Read the lines below, and copy any that contain the string "window".

━━━━

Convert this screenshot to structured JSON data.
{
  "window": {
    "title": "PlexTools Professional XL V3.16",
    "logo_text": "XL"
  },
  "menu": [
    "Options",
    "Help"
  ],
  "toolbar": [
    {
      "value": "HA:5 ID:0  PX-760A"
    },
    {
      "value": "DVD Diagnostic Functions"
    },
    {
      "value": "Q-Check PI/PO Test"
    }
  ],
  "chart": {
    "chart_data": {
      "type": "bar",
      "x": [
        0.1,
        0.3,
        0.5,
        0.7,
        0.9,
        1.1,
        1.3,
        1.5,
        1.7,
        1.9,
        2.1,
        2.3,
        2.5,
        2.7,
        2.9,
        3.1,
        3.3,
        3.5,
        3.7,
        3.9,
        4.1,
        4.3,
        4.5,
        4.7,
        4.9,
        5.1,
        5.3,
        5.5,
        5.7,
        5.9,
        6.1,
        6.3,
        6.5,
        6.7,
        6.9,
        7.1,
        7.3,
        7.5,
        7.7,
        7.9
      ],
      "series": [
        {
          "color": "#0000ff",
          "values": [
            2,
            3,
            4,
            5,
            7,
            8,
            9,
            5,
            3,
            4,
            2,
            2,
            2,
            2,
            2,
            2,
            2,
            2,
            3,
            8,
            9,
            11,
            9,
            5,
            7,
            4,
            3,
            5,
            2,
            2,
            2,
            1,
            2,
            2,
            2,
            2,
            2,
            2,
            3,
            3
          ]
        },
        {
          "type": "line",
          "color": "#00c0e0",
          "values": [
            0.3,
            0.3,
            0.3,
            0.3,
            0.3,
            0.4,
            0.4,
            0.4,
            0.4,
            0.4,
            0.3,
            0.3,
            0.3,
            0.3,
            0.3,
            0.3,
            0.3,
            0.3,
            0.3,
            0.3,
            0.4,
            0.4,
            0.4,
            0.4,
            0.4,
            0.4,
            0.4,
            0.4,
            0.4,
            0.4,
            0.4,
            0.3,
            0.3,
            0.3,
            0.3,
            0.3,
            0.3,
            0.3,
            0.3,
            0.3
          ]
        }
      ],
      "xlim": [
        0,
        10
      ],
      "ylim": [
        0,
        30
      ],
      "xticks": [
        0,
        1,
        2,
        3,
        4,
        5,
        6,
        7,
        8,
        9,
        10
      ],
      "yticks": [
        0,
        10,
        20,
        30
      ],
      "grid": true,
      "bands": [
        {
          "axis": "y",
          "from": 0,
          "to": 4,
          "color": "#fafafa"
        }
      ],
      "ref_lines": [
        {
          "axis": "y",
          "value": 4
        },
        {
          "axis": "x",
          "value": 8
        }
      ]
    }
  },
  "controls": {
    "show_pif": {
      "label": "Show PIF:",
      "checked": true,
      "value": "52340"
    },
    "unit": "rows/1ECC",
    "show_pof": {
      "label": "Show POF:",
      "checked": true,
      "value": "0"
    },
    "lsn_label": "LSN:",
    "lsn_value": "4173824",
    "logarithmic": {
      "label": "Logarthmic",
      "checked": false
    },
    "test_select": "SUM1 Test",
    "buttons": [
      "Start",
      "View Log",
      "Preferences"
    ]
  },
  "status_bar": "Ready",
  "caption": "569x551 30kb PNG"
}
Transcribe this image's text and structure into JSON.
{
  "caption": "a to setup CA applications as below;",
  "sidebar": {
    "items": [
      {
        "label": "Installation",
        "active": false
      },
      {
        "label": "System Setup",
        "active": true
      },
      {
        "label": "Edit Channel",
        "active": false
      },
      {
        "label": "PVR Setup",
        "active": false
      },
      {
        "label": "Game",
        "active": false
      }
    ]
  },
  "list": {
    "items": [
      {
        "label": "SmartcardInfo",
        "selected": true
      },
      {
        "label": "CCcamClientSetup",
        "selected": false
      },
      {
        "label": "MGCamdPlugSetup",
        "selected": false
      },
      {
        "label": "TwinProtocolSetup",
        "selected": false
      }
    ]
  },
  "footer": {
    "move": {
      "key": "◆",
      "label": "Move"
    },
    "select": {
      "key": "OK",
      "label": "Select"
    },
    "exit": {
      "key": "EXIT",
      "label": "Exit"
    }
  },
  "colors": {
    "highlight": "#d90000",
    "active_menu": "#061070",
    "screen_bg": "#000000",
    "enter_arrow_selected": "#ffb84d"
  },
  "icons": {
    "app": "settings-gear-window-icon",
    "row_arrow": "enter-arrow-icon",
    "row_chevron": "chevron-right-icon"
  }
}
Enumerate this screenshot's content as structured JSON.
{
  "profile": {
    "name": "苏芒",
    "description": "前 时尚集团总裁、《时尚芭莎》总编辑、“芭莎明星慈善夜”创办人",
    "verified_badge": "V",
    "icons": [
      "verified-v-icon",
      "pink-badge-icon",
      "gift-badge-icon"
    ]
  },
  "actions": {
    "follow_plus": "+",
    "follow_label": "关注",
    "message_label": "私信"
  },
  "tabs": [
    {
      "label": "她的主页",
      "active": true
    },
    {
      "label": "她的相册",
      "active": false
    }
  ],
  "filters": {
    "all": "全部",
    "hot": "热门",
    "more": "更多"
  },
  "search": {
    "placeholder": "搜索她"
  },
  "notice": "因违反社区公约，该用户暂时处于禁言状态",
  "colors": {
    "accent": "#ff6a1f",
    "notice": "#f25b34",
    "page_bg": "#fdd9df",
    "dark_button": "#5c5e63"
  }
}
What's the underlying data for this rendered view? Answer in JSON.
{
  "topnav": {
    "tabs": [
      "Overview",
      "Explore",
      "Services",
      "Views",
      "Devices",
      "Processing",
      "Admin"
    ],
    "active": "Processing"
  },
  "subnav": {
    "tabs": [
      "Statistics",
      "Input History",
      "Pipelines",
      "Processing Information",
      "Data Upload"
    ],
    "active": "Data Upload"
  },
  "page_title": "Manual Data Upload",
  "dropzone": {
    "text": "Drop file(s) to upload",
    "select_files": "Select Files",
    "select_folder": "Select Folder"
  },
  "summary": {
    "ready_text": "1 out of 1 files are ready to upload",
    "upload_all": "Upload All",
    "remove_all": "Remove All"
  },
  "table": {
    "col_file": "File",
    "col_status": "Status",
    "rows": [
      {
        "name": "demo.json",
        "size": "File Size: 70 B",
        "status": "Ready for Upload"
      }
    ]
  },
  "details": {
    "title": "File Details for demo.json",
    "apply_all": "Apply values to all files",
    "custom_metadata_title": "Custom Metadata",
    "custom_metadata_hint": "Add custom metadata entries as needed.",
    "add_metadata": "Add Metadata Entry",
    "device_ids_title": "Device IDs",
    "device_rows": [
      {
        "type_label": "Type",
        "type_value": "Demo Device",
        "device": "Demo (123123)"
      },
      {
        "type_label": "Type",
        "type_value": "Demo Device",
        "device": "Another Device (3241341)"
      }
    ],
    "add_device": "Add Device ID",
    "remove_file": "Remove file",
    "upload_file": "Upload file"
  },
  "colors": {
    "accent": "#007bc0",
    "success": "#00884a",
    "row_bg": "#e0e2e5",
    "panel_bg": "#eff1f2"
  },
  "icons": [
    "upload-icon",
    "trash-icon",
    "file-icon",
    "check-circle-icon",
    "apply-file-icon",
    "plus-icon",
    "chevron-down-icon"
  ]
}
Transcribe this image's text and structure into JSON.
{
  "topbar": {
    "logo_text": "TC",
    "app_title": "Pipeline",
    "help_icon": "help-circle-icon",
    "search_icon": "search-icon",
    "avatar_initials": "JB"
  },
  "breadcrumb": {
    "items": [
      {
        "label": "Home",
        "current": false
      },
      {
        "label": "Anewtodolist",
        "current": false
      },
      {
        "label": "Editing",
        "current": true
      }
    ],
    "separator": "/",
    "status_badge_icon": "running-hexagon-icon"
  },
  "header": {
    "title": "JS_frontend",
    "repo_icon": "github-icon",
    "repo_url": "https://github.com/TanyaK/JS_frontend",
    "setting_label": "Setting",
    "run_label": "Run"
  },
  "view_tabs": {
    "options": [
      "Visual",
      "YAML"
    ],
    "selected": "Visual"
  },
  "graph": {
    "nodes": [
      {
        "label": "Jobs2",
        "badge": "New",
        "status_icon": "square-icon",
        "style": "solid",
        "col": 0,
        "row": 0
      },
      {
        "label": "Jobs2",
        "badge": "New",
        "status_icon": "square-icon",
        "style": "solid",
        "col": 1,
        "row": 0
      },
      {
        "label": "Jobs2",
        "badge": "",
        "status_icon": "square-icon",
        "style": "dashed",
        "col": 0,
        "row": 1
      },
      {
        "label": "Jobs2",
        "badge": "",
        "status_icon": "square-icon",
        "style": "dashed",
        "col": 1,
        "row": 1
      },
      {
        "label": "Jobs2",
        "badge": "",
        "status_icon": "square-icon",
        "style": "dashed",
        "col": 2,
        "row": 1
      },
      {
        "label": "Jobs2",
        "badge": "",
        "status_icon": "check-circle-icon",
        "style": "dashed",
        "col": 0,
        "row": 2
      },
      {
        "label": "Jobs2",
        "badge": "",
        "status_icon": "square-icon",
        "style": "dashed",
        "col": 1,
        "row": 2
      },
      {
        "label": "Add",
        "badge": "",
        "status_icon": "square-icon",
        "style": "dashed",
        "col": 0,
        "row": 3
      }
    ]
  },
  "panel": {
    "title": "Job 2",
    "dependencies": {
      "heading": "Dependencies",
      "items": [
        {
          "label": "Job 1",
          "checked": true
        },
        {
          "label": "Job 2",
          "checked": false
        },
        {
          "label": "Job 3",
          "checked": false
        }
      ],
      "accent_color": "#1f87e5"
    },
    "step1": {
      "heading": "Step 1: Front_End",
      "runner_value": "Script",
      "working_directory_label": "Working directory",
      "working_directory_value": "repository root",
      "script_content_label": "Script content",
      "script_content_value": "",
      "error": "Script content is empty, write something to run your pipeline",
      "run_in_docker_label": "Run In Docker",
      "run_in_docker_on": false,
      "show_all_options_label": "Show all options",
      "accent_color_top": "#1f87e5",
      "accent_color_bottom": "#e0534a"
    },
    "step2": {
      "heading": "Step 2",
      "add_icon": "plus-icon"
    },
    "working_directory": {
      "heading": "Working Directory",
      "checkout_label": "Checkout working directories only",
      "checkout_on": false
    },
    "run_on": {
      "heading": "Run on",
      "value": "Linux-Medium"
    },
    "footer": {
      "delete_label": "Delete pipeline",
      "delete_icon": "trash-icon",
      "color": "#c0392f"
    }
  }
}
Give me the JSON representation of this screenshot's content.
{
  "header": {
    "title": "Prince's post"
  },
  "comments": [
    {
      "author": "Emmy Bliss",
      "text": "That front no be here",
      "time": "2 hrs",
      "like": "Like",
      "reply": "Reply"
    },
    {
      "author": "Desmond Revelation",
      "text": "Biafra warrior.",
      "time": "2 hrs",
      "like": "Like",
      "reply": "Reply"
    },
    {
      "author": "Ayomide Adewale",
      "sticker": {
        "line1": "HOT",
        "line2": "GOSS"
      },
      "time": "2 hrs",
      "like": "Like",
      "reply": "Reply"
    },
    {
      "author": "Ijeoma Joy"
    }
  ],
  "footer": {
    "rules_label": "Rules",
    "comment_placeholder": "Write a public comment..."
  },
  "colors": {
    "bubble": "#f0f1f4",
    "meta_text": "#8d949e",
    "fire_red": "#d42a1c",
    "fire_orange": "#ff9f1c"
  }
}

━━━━

Task response:
  "window": {
    "app": "settings-gear-window-icon",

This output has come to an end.